Publication: The Independent
- Title The redundant symbol of the Berlin Wall
- Author Crawshaw, Steve
- Publication Title The Independent
- Collection The Independent
- Date Wednesday, Nov. 8, 1989
- Issue Number 961
- Page Number 25
- Place of Publication London, England
- Language English
- Document Type Article
- Publication Section News
- Source Library The Independent
- Copyright Statement © Independent Print Limited.

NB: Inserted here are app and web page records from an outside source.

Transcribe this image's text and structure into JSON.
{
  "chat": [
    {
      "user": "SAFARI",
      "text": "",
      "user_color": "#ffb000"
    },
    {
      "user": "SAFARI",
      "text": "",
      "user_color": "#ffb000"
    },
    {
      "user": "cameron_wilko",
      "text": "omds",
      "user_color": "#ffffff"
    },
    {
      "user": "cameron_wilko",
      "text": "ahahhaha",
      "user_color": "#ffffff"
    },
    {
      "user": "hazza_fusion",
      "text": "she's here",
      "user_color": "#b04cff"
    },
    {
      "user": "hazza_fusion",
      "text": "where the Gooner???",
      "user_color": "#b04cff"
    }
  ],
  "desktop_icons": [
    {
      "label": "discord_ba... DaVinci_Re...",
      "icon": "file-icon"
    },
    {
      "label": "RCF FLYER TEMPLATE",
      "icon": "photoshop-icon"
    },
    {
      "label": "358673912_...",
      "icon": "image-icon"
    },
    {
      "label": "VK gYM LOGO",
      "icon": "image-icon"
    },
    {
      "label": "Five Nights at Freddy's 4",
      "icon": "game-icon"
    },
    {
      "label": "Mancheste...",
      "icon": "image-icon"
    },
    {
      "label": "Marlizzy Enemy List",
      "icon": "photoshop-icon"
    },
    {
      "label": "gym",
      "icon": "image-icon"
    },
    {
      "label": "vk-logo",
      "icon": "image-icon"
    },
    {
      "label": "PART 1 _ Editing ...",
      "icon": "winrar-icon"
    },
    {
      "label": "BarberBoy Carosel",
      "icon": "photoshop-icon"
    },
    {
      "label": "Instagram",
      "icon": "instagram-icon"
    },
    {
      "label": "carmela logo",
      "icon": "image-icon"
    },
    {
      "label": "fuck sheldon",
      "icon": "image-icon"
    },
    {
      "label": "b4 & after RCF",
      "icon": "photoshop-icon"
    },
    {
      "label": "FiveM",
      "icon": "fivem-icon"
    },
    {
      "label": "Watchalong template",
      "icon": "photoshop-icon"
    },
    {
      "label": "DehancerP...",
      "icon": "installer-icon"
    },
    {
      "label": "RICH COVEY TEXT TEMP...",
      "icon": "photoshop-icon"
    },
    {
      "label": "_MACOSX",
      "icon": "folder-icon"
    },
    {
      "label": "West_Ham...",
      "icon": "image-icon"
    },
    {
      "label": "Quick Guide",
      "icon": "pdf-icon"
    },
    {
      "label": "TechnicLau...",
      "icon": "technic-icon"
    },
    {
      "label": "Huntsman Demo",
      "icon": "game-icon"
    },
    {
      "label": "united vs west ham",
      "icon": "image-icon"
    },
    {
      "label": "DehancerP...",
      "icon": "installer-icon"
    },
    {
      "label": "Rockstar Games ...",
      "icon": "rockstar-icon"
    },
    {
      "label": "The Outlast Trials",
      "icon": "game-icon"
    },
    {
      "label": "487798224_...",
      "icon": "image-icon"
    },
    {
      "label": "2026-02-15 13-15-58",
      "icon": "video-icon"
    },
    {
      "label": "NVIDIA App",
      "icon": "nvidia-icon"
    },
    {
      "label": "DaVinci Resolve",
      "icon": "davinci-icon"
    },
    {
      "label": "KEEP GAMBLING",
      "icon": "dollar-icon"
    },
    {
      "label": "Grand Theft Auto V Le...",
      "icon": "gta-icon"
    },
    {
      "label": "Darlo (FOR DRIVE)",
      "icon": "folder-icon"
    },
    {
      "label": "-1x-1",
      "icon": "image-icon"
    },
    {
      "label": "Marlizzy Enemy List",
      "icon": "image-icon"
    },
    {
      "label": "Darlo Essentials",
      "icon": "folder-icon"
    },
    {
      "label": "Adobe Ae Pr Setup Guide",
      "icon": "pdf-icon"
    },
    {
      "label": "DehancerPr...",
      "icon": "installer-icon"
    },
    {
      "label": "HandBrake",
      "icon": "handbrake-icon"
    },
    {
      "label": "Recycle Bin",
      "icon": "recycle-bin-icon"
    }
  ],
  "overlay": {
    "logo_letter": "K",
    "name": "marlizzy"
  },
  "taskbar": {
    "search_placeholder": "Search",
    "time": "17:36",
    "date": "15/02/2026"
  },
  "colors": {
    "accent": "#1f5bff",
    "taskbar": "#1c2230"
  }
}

The redundant symbol of the Berlin Wall Steve Crawshaw on the destruction of certainties in Eastern Europe THERE is only one certainty about East Europe today, that all certain? ties have been destroyed. The scepti? cism of even the East Europeans themselves ? who have been disap? pointed so many times over the years ? has gradually evaporated, as they realise that their region has slipped irrevocably out of the grasp of the old regimes which ruled unchallenged for four decades. The resignation yes? terday of the East German cabinet was just the latest indication of how the tables have finally been turned. In Poland and even in Hungary, the Communist Party perhaps hoped until recently that it could cling on to real power: within a few brief months, however, history has rudely pushed the rulers aside. And now, East Germany. A nation has stood up, as hundreds of thousands come out on the streets of Berlin, Leipzig, and other towns across the country. Western politicians, whqhad become used to knowing that the East-West basics would never change, are strug? gling for a response. President Rea? gan last year called for the Berlin Wall to come down. It was good rhet? oric ? but he said it confident that it could not happen in the foreseeable future. Now, however, the removal of the wall is not just a possibility: it is one of the few logical options left. Egon Krenz replaced Erich Honecker as Communist Party lead? er last month, and hastily began talk? ing about reform. But the demon? strators have made it clear that promises of limited change are no longer enough. Once the protesters realised that the rulers of the one- party state were on the run, they pressed home their advantage. Only three weeks ago, even the opposition leaders spoke only of vague "demo- cratisation". Now, free elections top the protesters' list of demands. The implications of the decision last Friday night to let all East Ger? mans leave via Czechoslovakia can hardly be overstated. It means that, to all intents and purposes, the wall is already down. One unfortunate East German was arrested when he tried to leave the traditional, danger? ous way directly across from his homeland to the West. But, in a kind of political laundering operation, any East German who sets foot on Czech- oslovak soil can now leave that way, after showing only his identity card. If the East German authorities have already conceded that much, they might as well go the whole way, and knock a real hole in the wall. The half-liberalised travel laws an? nounced this week satisfy nobody. Whichever leader takes a deep breath, and starts to knock the wall down will stand to reap immense po? litical gain, at home and abroad. The authorities' only other alter? native is to batten down again, to close the borders entirely ? a pros? pect which the continuing mass dem? onstrations make increasingly diffi? cult to sustain. It was, after all, the huge demonstrations which forced the East Germans to reopen the bor? der to Czechoslovakia last week. It seems likely that Mr Krenz's days are numbered. Just as he has jettisoned so many of his comrades in recent weeks in order to stay in power, so they will presumably seek to jettison him ? still saddled with his old reputation as a hardliner ? to keep the communist ship afloat. He may be replaced by someone like Hans Modrow, the partially reform? ist Dresden party leader whose name is, for the moment at least, the only one not greeted by protesters with catcalls and derision. But even Mr Modrow may not be able to offer much in the longer term. Popular aspirations for free elections can hardly be shut off again, like a tap ? not, at least, short of Tianan? men-style violence, which would pro? vide no answers at all, for the rulers or the ruled. It still hardly seems credible that the wall, the ultimate symbol of Eu? rope's post-war division, has simply become redundant overnight. But then, did a Solidarity government in Poland seem credible a year ago? Did Hungary's departure from the War? saw Pact, now openly discussed in Budapest, seem plausible? And, fi? nally, did anyone, inside or outside East Germany predict that a million people would be on the streets, de? manding immediate change, by the end of the year? The Soviet Union has declared what its chief spokesman, Gennady Gerasimov, calls the Sinatra Doc? trine ("Let them do it their way") ? an indication not that Moscow is keen to let East Europe go, but that it Believes it no longer has the ability to intervene militarily and still survive the growing unrest at home. Meanwhile, Nato strategists and Western politicians remain desper? ate not to confront the enormity of the changes. Free elections in the German Democratic Republic would, it is clear, imply some kind of reuni? fied Germany in the longer term: the East German leadership has always been explicit that it is the separate political system which gives the GDR its reason for being there. Equally, the prospect of a single Germany presents problems for European sta? bility, since it presupposes the final collapse of the existing blocs. But to seek to get rid of a problem by pre? tending that it does not exist is hardly a rational way forward. If Western politicians find it within themselves to deny that any nation has the right to free elections, then they ought per? haps to ask themselves just how se? lective that much-abused word "free? dom" is allowed to be.